_PROBLEM_
What is the count of lines below that include "Strg"? Reply with nothing else.

= = = =

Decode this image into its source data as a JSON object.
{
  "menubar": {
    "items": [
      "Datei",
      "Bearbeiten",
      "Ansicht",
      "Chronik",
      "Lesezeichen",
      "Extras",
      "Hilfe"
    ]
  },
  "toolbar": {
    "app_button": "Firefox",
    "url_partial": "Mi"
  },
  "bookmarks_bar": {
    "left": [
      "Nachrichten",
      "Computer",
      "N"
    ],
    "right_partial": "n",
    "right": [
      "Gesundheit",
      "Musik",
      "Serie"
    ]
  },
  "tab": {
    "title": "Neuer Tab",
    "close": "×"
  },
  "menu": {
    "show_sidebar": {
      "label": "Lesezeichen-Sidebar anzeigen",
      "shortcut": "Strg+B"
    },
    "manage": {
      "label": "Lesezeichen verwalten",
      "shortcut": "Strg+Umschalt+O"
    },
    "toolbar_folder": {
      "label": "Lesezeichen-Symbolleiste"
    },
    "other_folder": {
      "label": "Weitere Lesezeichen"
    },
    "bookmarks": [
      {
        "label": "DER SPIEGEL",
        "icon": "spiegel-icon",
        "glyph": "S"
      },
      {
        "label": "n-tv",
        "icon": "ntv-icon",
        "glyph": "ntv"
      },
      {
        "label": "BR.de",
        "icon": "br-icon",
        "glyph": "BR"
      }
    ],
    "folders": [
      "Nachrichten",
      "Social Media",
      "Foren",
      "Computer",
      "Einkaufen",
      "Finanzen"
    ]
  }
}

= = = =

_YOUR SOLUTION_
2